Data centers’ energy demands have a rather consistent baseload. They need to run all day and night, with relatively little fluctuation when compared to residential or commercial electricity consumption.
By bifurcating out non-urgent computing activities, Google’s new platform is looking at data centers’ ability to be flexible in an innovative way — one that could be important with data farms gobbling up more energy.
Google isn’t the only company thinking about this. Lancium, a technology startup, has a vision to create "Pausable Data Centers" that provide a higher level of grid flexibility. The company also projects cost savings by shifting loads to times with plentiful ultra-low-cost wind power.
Companies are finding innovative ways to reach 24/7 clean energy
Google wrote the book on 24x7 carbon-free energy — or, rather, the white paper — which popularized the idea in 2018. But it isn’t working on the problem alone.
Last year, Microsoft and Vattenfall began a pilot program that offered customers in Sweden the ability to match its power with renewables — solar, wind and hydro — on an hour-by-hour basis. The power matching uses smart meters that measure real-time energy consumption and offers guarantees of origin that verify the electricity is from a renewable source.
Daimler, Mercedes’ parent company, is also exploring 24/7 clean energy. The company entered a power-purchase agreement with Norwegian power firm Statkraft in January to match real-time demands with clean energy, using hydropower capacity to fill lulls in solar and wind generation.
Google is also exploring energy storage to reach around-the-clock carbon-free energy. In January, it entered a PPA with the utility NV Energy that included 250 and 280 megawatts of storage to power a new data center in Nevada.
Tools to reach clean energy all day, every day
There isn’t a silver bullet to reach 24/7 clean energy goals. Solutions will include a combination of technologies that change our consumption habits and demands, and shift when clean energy is available.
Here are a few options in companies’ toolbox to get clean energy where and when it’s needed:
Energy storage — technologies that save clean energy for when it’s needed. This is the most obvious solution but currently too costly to deploy at scale.
- Google and its energy storage procurement for its Nevada data center.
Load shifting — moving electricity consumption from one time to another. Why not just do things when renewables are plentiful?
- Google and the "carbon-intelligent computing platform" discussed in this article.
Flexible demand — reducing demand in periods of peak load. This could shift energy use to another time (load shifting) or just reduce energy consumption when electricity is dirty (or expensive).
- Use of smart meters and demand response to automate energy use to pre-heat or pre-cool buildings.
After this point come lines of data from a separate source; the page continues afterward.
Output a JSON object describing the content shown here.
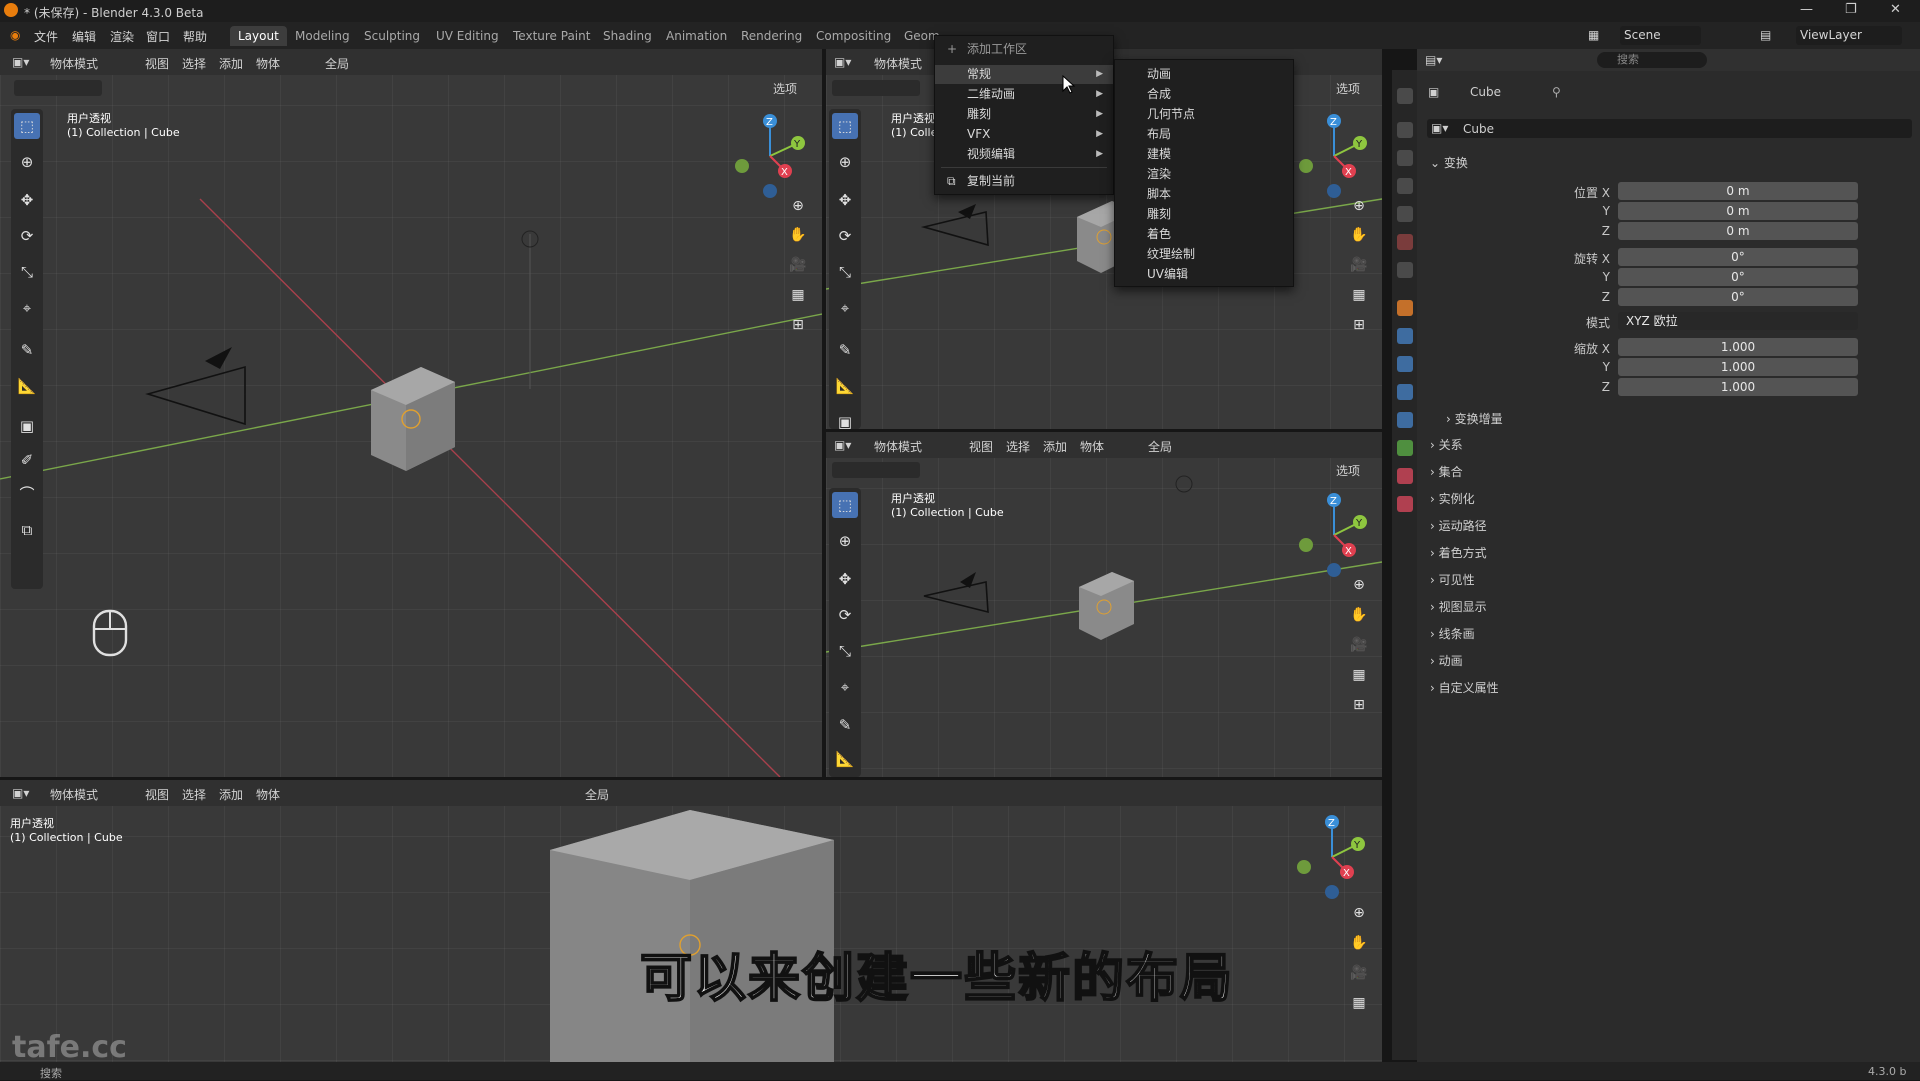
{
  "window": {
    "title": "* (未保存) - Blender 4.3.0 Beta"
  },
  "menu": {
    "file": "文件",
    "edit": "编辑",
    "render": "渲染",
    "window": "窗口",
    "help": "帮助"
  },
  "workspaces": [
    "Layout",
    "Modeling",
    "Sculpting",
    "UV Editing",
    "Texture Paint",
    "Shading",
    "Animation",
    "Rendering",
    "Compositing",
    "Geom"
  ],
  "scene": {
    "name": "Scene",
    "view_layer": "ViewLayer"
  },
  "viewport_header": {
    "mode": "物体模式",
    "view": "视图",
    "select": "选择",
    "add": "添加",
    "object": "物体",
    "global": "全局",
    "options": "选项"
  },
  "viewport": {
    "view_name": "用户透视",
    "collection": "(1) Collection | Cube",
    "view_name_short": "用户透视",
    "collection_short": "(1) Colle"
  },
  "workspace_menu": {
    "header": "添加工作区",
    "items": [
      "常规",
      "二维动画",
      "雕刻",
      "VFX",
      "视频编辑"
    ],
    "duplicate": "复制当前"
  },
  "submenu": {
    "items": [
      "动画",
      "合成",
      "几何节点",
      "布局",
      "建模",
      "渲染",
      "脚本",
      "雕刻",
      "着色",
      "纹理绘制",
      "UV编辑"
    ]
  },
  "properties": {
    "search_placeholder": "搜索",
    "object_name": "Cube",
    "data_name": "Cube",
    "transform": {
      "title": "变换",
      "location_label": "位置 X",
      "location": [
        "0 m",
        "0 m",
        "0 m"
      ],
      "rotation_label": "旋转 X",
      "rotation": [
        "0°",
        "0°",
        "0°"
      ],
      "mode_label": "模式",
      "mode": "XYZ 欧拉",
      "scale_label": "缩放 X",
      "scale": [
        "1.000",
        "1.000",
        "1.000"
      ],
      "y": "Y",
      "z": "Z",
      "delta": "变换增量"
    },
    "panels": [
      "关系",
      "集合",
      "实例化",
      "运动路径",
      "着色方式",
      "可见性",
      "视图显示",
      "线条画",
      "动画",
      "自定义属性"
    ]
  },
  "subtitle": "可以来创建一些新的布局",
  "watermark": "tafe.cc",
  "status": {
    "search": "搜索",
    "version": "4.3.0 b"
  },
  "colors": {
    "accent": "#4772b3",
    "background": "#393939",
    "header": "#303030",
    "x_axis": "#e04050",
    "y_axis": "#8ec63f",
    "z_axis": "#3a8fd8"
  }
}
Complementary renewable sources — diversifying clean energy resources to decrease the amount of time there are lulls in electricity generation.
- Complementing solar and wind energy with geothermal or hydro.
Curtailment — overbuilding clean energy resources for deeper renewable penetration and reducing energy delivery when supply outstrips demand. This is a cheaper option than energy storage in many situations.
- California, which has a glut of solar at peak times during the day that it curtails.
Energy experts have expressed concern (PDF) about how around-the-clock carbon-free electricity could push up the cost of renewables, especially as electricity demand increases with the electrification of buildings, vehicles and data centers.
While these concerns are well-researched, it is worth noting that most innovations in energy look impossible when looking at historical data. The speed and scale of clean energy disruption are consistently outpacing predication, leaving room for innovators, such as Microsoft and Google, to find new ways to do what we thought was impossible.
This article is adapted from GreenBiz's newsletter Energy Weekly, running Thursdays. Subscribe here.